• [What you need to do] Without including any images, repeat the listing below exactly.

---

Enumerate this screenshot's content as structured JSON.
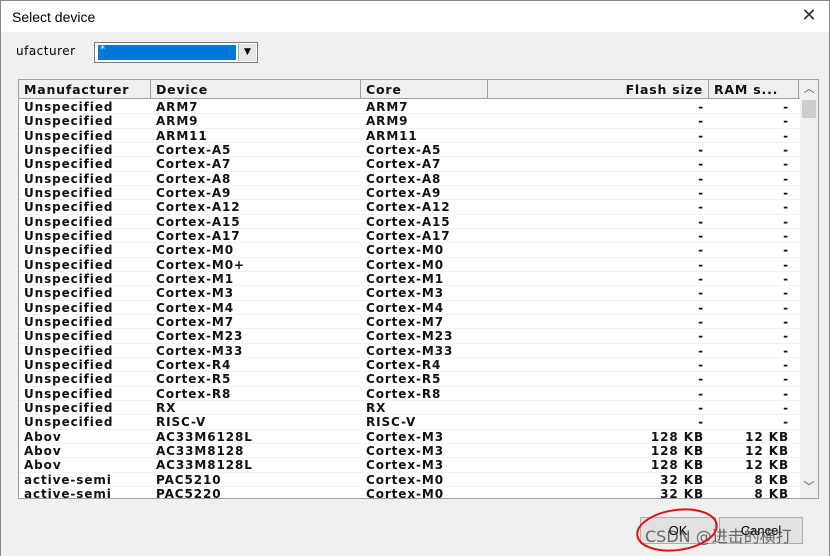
{
  "dialog": {
    "title": "Select device",
    "close_icon": "close-icon"
  },
  "filter": {
    "label": "ufacturer",
    "value": "*"
  },
  "table": {
    "columns": [
      "Manufacturer",
      "Device",
      "Core",
      "Flash size",
      "RAM s..."
    ],
    "rows": [
      [
        "Unspecified",
        "ARM7",
        "ARM7",
        "-",
        "-"
      ],
      [
        "Unspecified",
        "ARM9",
        "ARM9",
        "-",
        "-"
      ],
      [
        "Unspecified",
        "ARM11",
        "ARM11",
        "-",
        "-"
      ],
      [
        "Unspecified",
        "Cortex-A5",
        "Cortex-A5",
        "-",
        "-"
      ],
      [
        "Unspecified",
        "Cortex-A7",
        "Cortex-A7",
        "-",
        "-"
      ],
      [
        "Unspecified",
        "Cortex-A8",
        "Cortex-A8",
        "-",
        "-"
      ],
      [
        "Unspecified",
        "Cortex-A9",
        "Cortex-A9",
        "-",
        "-"
      ],
      [
        "Unspecified",
        "Cortex-A12",
        "Cortex-A12",
        "-",
        "-"
      ],
      [
        "Unspecified",
        "Cortex-A15",
        "Cortex-A15",
        "-",
        "-"
      ],
      [
        "Unspecified",
        "Cortex-A17",
        "Cortex-A17",
        "-",
        "-"
      ],
      [
        "Unspecified",
        "Cortex-M0",
        "Cortex-M0",
        "-",
        "-"
      ],
      [
        "Unspecified",
        "Cortex-M0+",
        "Cortex-M0",
        "-",
        "-"
      ],
      [
        "Unspecified",
        "Cortex-M1",
        "Cortex-M1",
        "-",
        "-"
      ],
      [
        "Unspecified",
        "Cortex-M3",
        "Cortex-M3",
        "-",
        "-"
      ],
      [
        "Unspecified",
        "Cortex-M4",
        "Cortex-M4",
        "-",
        "-"
      ],
      [
        "Unspecified",
        "Cortex-M7",
        "Cortex-M7",
        "-",
        "-"
      ],
      [
        "Unspecified",
        "Cortex-M23",
        "Cortex-M23",
        "-",
        "-"
      ],
      [
        "Unspecified",
        "Cortex-M33",
        "Cortex-M33",
        "-",
        "-"
      ],
      [
        "Unspecified",
        "Cortex-R4",
        "Cortex-R4",
        "-",
        "-"
      ],
      [
        "Unspecified",
        "Cortex-R5",
        "Cortex-R5",
        "-",
        "-"
      ],
      [
        "Unspecified",
        "Cortex-R8",
        "Cortex-R8",
        "-",
        "-"
      ],
      [
        "Unspecified",
        "RX",
        "RX",
        "-",
        "-"
      ],
      [
        "Unspecified",
        "RISC-V",
        "RISC-V",
        "-",
        "-"
      ],
      [
        "Abov",
        "AC33M6128L",
        "Cortex-M3",
        "128 KB",
        "12 KB"
      ],
      [
        "Abov",
        "AC33M8128",
        "Cortex-M3",
        "128 KB",
        "12 KB"
      ],
      [
        "Abov",
        "AC33M8128L",
        "Cortex-M3",
        "128 KB",
        "12 KB"
      ],
      [
        "active-semi",
        "PAC5210",
        "Cortex-M0",
        "32 KB",
        "8 KB"
      ],
      [
        "active-semi",
        "PAC5220",
        "Cortex-M0",
        "32 KB",
        "8 KB"
      ]
    ]
  },
  "buttons": {
    "ok": "OK",
    "cancel": "Cancel"
  },
  "watermark": "CSDN @进击的横打",
  "annotation_color": "#e01010"
}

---

• [Exercise solution]
Enumerate this screenshot's content as structured JSON.
{
  "dialog": {
    "title": "Select device",
    "close_icon": "close-icon"
  },
  "filter": {
    "label": "ufacturer",
    "value": "*"
  },
  "table": {
    "columns": [
      "Manufacturer",
      "Device",
      "Core",
      "Flash size",
      "RAM s..."
    ],
    "rows": [
      [
        "Unspecified",
        "ARM7",
        "ARM7",
        "-",
        "-"
      ],
      [
        "Unspecified",
        "ARM9",
        "ARM9",
        "-",
        "-"
      ],
      [
        "Unspecified",
        "ARM11",
        "ARM11",
        "-",
        "-"
      ],
      [
        "Unspecified",
        "Cortex-A5",
        "Cortex-A5",
        "-",
        "-"
      ],
      [
        "Unspecified",
        "Cortex-A7",
        "Cortex-A7",
        "-",
        "-"
      ],
      [
        "Unspecified",
        "Cortex-A8",
        "Cortex-A8",
        "-",
        "-"
      ],
      [
        "Unspecified",
        "Cortex-A9",
        "Cortex-A9",
        "-",
        "-"
      ],
      [
        "Unspecified",
        "Cortex-A12",
        "Cortex-A12",
        "-",
        "-"
      ],
      [
        "Unspecified",
        "Cortex-A15",
        "Cortex-A15",
        "-",
        "-"
      ],
      [
        "Unspecified",
        "Cortex-A17",
        "Cortex-A17",
        "-",
        "-"
      ],
      [
        "Unspecified",
        "Cortex-M0",
        "Cortex-M0",
        "-",
        "-"
      ],
      [
        "Unspecified",
        "Cortex-M0+",
        "Cortex-M0",
        "-",
        "-"
      ],
      [
        "Unspecified",
        "Cortex-M1",
        "Cortex-M1",
        "-",
        "-"
      ],
      [
        "Unspecified",
        "Cortex-M3",
        "Cortex-M3",
        "-",
        "-"
      ],
      [
        "Unspecified",
        "Cortex-M4",
        "Cortex-M4",
        "-",
        "-"
      ],
      [
        "Unspecified",
        "Cortex-M7",
        "Cortex-M7",
        "-",
        "-"
      ],
      [
        "Unspecified",
        "Cortex-M23",
        "Cortex-M23",
        "-",
        "-"
      ],
      [
        "Unspecified",
        "Cortex-M33",
        "Cortex-M33",
        "-",
        "-"
      ],
      [
        "Unspecified",
        "Cortex-R4",
        "Cortex-R4",
        "-",
        "-"
      ],
      [
        "Unspecified",
        "Cortex-R5",
        "Cortex-R5",
        "-",
        "-"
      ],
      [
        "Unspecified",
        "Cortex-R8",
        "Cortex-R8",
        "-",
        "-"
      ],
      [
        "Unspecified",
        "RX",
        "RX",
        "-",
        "-"
      ],
      [
        "Unspecified",
        "RISC-V",
        "RISC-V",
        "-",
        "-"
      ],
      [
        "Abov",
        "AC33M6128L",
        "Cortex-M3",
        "128 KB",
        "12 KB"
      ],
      [
        "Abov",
        "AC33M8128",
        "Cortex-M3",
        "128 KB",
        "12 KB"
      ],
      [
        "Abov",
        "AC33M8128L",
        "Cortex-M3",
        "128 KB",
        "12 KB"
      ],
      [
        "active-semi",
        "PAC5210",
        "Cortex-M0",
        "32 KB",
        "8 KB"
      ],
      [
        "active-semi",
        "PAC5220",
        "Cortex-M0",
        "32 KB",
        "8 KB"
      ]
    ]
  },
  "buttons": {
    "ok": "OK",
    "cancel": "Cancel"
  },
  "watermark": "CSDN @进击的横打",
  "annotation_color": "#e01010"
}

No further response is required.